*** Opening of Information ***
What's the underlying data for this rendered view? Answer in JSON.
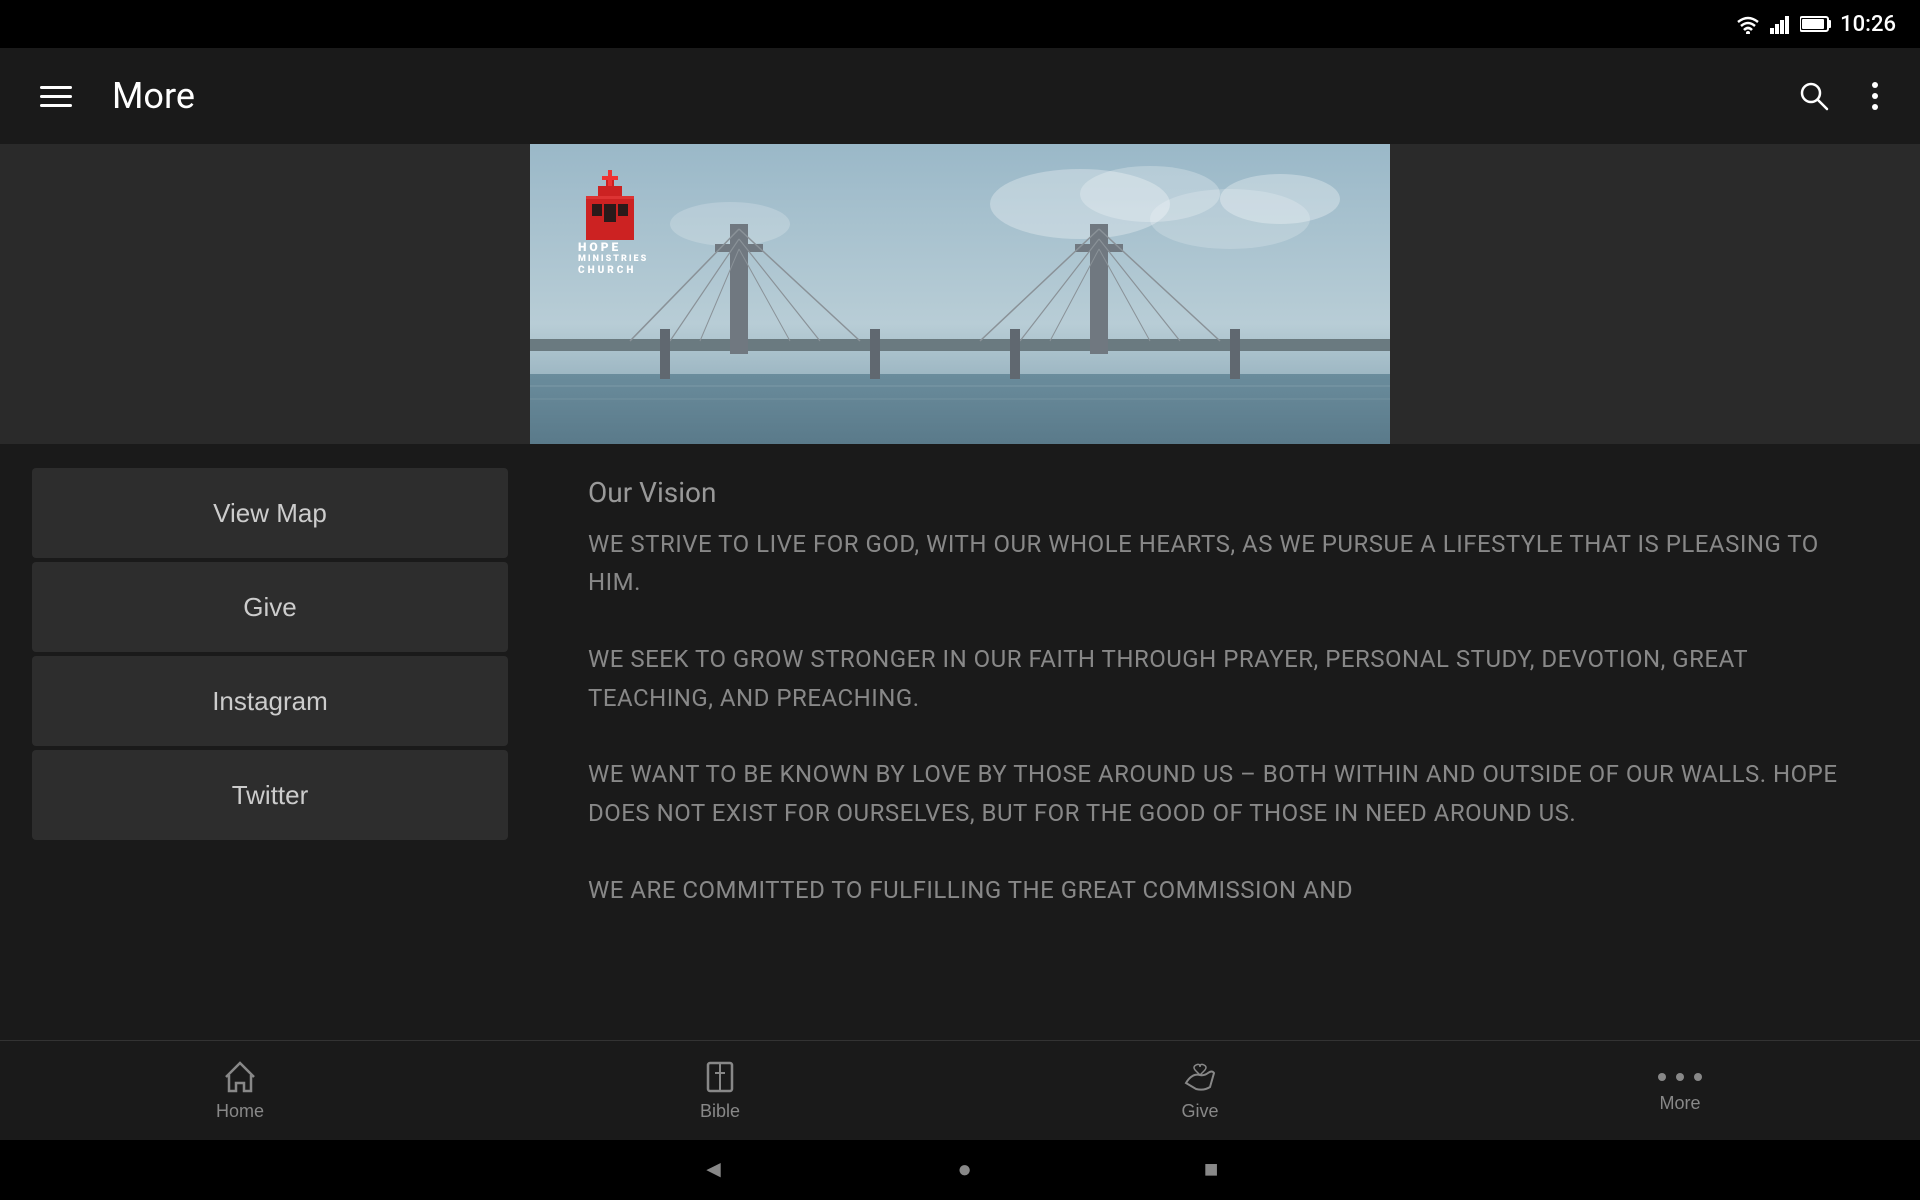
{
  "statusBar": {
    "time": "10:26",
    "wifiIcon": "▼",
    "signalIcon": "▲",
    "batteryIcon": "▓"
  },
  "appBar": {
    "menuIcon": "≡",
    "title": "More",
    "searchIcon": "🔍",
    "moreIcon": "⋮"
  },
  "hero": {
    "logoLines": [
      "HOPE",
      "MINISTRIES",
      "CHURCH"
    ]
  },
  "leftPanel": {
    "buttons": [
      {
        "label": "View Map"
      },
      {
        "label": "Give"
      },
      {
        "label": "Instagram"
      },
      {
        "label": "Twitter"
      }
    ]
  },
  "rightPanel": {
    "visionTitle": "Our Vision",
    "visionText": "WE STRIVE TO LIVE FOR GOD, WITH OUR WHOLE HEARTS, AS WE PURSUE A LIFESTYLE THAT IS PLEASING TO HIM.\nWE SEEK TO GROW STRONGER IN OUR FAITH THROUGH PRAYER, PERSONAL STUDY, DEVOTION, GREAT TEACHING, AND PREACHING.\nWE WANT TO BE KNOWN BY LOVE BY THOSE AROUND US – BOTH WITHIN AND OUTSIDE OF OUR WALLS. HOPE DOES NOT EXIST FOR OURSELVES, BUT FOR THE GOOD OF THOSE IN NEED AROUND US.\nWE ARE COMMITTED TO FULFILLING THE GREAT COMMISSION AND"
  },
  "bottomNav": {
    "items": [
      {
        "id": "home",
        "icon": "🏠",
        "label": "Home"
      },
      {
        "id": "bible",
        "icon": "✛",
        "label": "Bible"
      },
      {
        "id": "give",
        "icon": "🤲",
        "label": "Give"
      },
      {
        "id": "more",
        "icon": "•••",
        "label": "More"
      }
    ]
  },
  "androidNav": {
    "backIcon": "◄",
    "homeIcon": "●",
    "recentIcon": "■"
  }
}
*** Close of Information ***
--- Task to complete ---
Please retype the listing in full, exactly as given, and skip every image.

--- Your solution ---
What's the underlying data for this rendered view? Answer in JSON.
{
  "statusBar": {
    "time": "10:26",
    "wifiIcon": "▼",
    "signalIcon": "▲",
    "batteryIcon": "▓"
  },
  "appBar": {
    "menuIcon": "≡",
    "title": "More",
    "searchIcon": "🔍",
    "moreIcon": "⋮"
  },
  "hero": {
    "logoLines": [
      "HOPE",
      "MINISTRIES",
      "CHURCH"
    ]
  },
  "leftPanel": {
    "buttons": [
      {
        "label": "View Map"
      },
      {
        "label": "Give"
      },
      {
        "label": "Instagram"
      },
      {
        "label": "Twitter"
      }
    ]
  },
  "rightPanel": {
    "visionTitle": "Our Vision",
    "visionText": "WE STRIVE TO LIVE FOR GOD, WITH OUR WHOLE HEARTS, AS WE PURSUE A LIFESTYLE THAT IS PLEASING TO HIM.\nWE SEEK TO GROW STRONGER IN OUR FAITH THROUGH PRAYER, PERSONAL STUDY, DEVOTION, GREAT TEACHING, AND PREACHING.\nWE WANT TO BE KNOWN BY LOVE BY THOSE AROUND US – BOTH WITHIN AND OUTSIDE OF OUR WALLS. HOPE DOES NOT EXIST FOR OURSELVES, BUT FOR THE GOOD OF THOSE IN NEED AROUND US.\nWE ARE COMMITTED TO FULFILLING THE GREAT COMMISSION AND"
  },
  "bottomNav": {
    "items": [
      {
        "id": "home",
        "icon": "🏠",
        "label": "Home"
      },
      {
        "id": "bible",
        "icon": "✛",
        "label": "Bible"
      },
      {
        "id": "give",
        "icon": "🤲",
        "label": "Give"
      },
      {
        "id": "more",
        "icon": "•••",
        "label": "More"
      }
    ]
  },
  "androidNav": {
    "backIcon": "◄",
    "homeIcon": "●",
    "recentIcon": "■"
  }
}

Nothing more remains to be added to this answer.